so also Christ.
For in one Spirit we were all baptized into one body,
whether Jews or Greeks, slaves or free persons,
and we were all given to drink of one Spirit.
Now the body is not a single part, but many.
You are Christ’s body, and individually parts of it.

AlleluiaCF. LK 4:18

R. Alleluia, alleluia.
The Lord sent me to bring glad tidings to the poor,
and to proclaim liberty to captives.
R. Alleluia, alleluia.

GospelLK 1:1-4; 4:14-21

Since many have undertaken to compile a narrative of the events
that have been fulfilled among us,
just as those who were eyewitnesses from the beginning
and ministers of the word have handed them down to us,
I too have decided,
after investigating everything accurately anew,
to write it down in an orderly sequence for you,
most excellent Theophilus, 
so that you may realize the certainty of the teachings
you have received.

Jesus returned to Galilee in the power of the Spirit,
and news of him spread throughout the whole region.
He taught in their synagogues and was praised by all.

He came to Nazareth, where he had grown up,
and went according to his custom 
into the synagogue on the sabbath day.
He stood up to read and was handed a scroll of the prophet Isaiah.
He unrolled the scroll and found the passage where it was written:
The Spirit of the Lord is upon me,
because he has anointed me 
to bring glad tidings to the poor.
He has sent me to proclaim liberty to captives
and recovery of sight to the blind,
to let the oppressed go free,
and to proclaim a year acceptable to the Lord.

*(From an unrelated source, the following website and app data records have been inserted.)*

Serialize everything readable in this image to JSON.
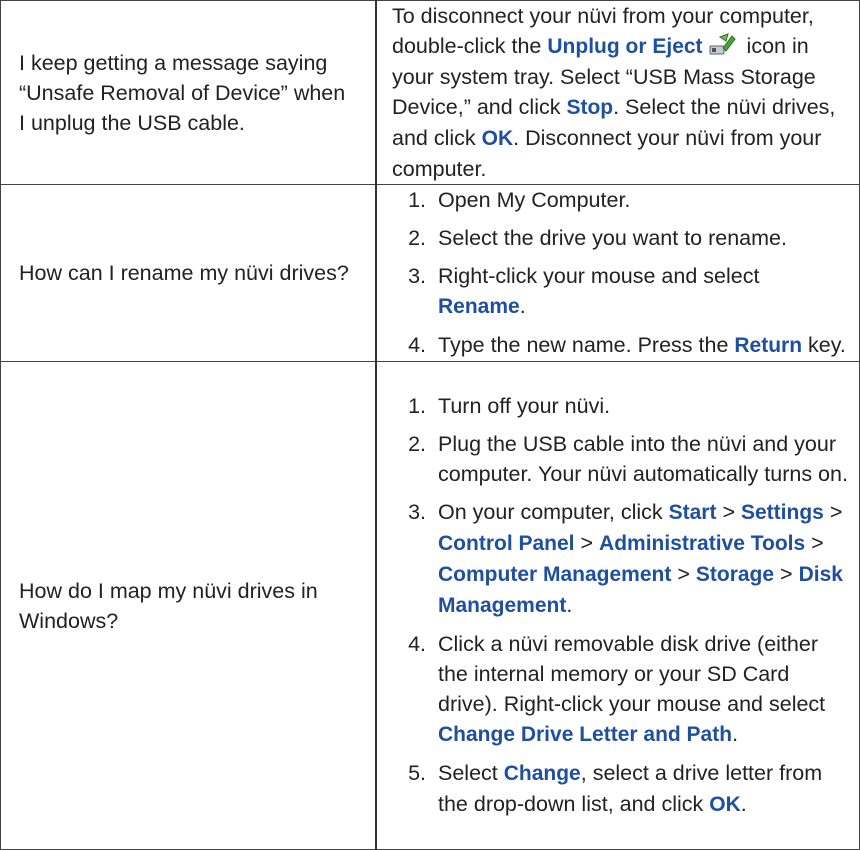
{
  "colors": {
    "keyword": "#1f4fa0",
    "text": "#222222",
    "border": "#444444"
  },
  "rows": [
    {
      "question": "I keep getting a message saying “Unsafe Removal of Device” when I unplug the USB cable.",
      "answer": {
        "t1": "To disconnect your nüvi from your computer, double-click the ",
        "k1": "Unplug or Eject",
        "icon": "usb-eject-icon",
        "t2": " icon in your system tray. Select “USB Mass Storage Device,” and click ",
        "k2": "Stop",
        "t3": ". Select the nüvi drives, and click ",
        "k3": "OK",
        "t4": ". Disconnect your nüvi from your computer."
      }
    },
    {
      "question": "How can I rename my nüvi drives?",
      "steps": [
        {
          "num": "1.",
          "t1": "Open My Computer."
        },
        {
          "num": "2.",
          "t1": "Select the drive you want to rename."
        },
        {
          "num": "3.",
          "t1": "Right-click your mouse and select ",
          "k1": "Rename",
          "t2": "."
        },
        {
          "num": "4.",
          "t1": "Type the new name. Press the ",
          "k1": "Return",
          "t2": " key."
        }
      ]
    },
    {
      "question": "How do I map my nüvi drives in Windows?",
      "steps": [
        {
          "num": "1.",
          "t1": "Turn off your nüvi."
        },
        {
          "num": "2.",
          "t1": "Plug the USB cable into the nüvi and your computer. Your nüvi automatically turns on."
        },
        {
          "num": "3.",
          "t1": "On your computer, click ",
          "k1": "Start",
          "t2": " > ",
          "k2": "Settings",
          "t3": " > ",
          "k3": "Control Panel",
          "t4": " > ",
          "k4": "Administrative Tools",
          "t5": " > ",
          "k5": "Computer Management",
          "t6": " > ",
          "k6": "Storage",
          "t7": " > ",
          "k7": "Disk Management",
          "t8": "."
        },
        {
          "num": "4.",
          "t1": "Click a nüvi removable disk drive (either the internal memory or your SD Card drive). Right-click your mouse and select ",
          "k1": "Change Drive Letter and Path",
          "t2": "."
        },
        {
          "num": "5.",
          "t1": "Select ",
          "k1": "Change",
          "t2": ", select a drive letter from the drop-down list, and click ",
          "k2": "OK",
          "t3": "."
        }
      ]
    }
  ]
}
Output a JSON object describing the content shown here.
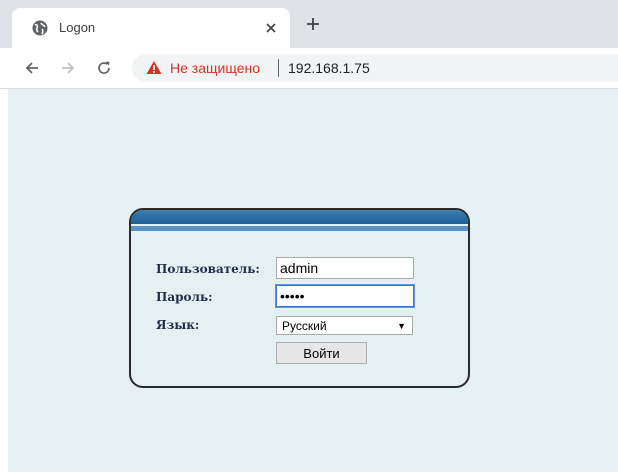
{
  "browser": {
    "tab": {
      "title": "Logon",
      "favicon": "globe-icon",
      "close_icon": "close-icon"
    },
    "new_tab_icon": "plus-icon",
    "nav": {
      "back_icon": "arrow-left-icon",
      "forward_icon": "arrow-right-icon",
      "reload_icon": "reload-icon"
    },
    "address_bar": {
      "security_icon": "warning-icon",
      "security_text": "Не защищено",
      "url": "192.168.1.75"
    },
    "colors": {
      "warning": "#d93025",
      "tabstrip": "#dee1e6"
    }
  },
  "login_form": {
    "username_label": "Пользователь:",
    "username_value": "admin",
    "password_label": "Пароль:",
    "password_value": "•••••",
    "language_label": "Язык:",
    "language_selected": "Русский",
    "submit_label": "Войти",
    "colors": {
      "page_background": "#e5f0f3",
      "header_blue": "#1f5f94",
      "label_text": "#1e2d4a"
    }
  }
}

Rolling up the scroll, he handed it back to the attendant and sat down,
and the eyes of all in the synagogue looked intently at him.
He said to them,
“Today this Scripture passage is fulfilled in your hearing.”

Prayer

Lord God, I come from dust and to dust I shall return. You, however, existed before all time, and every creature takes its being from you. ...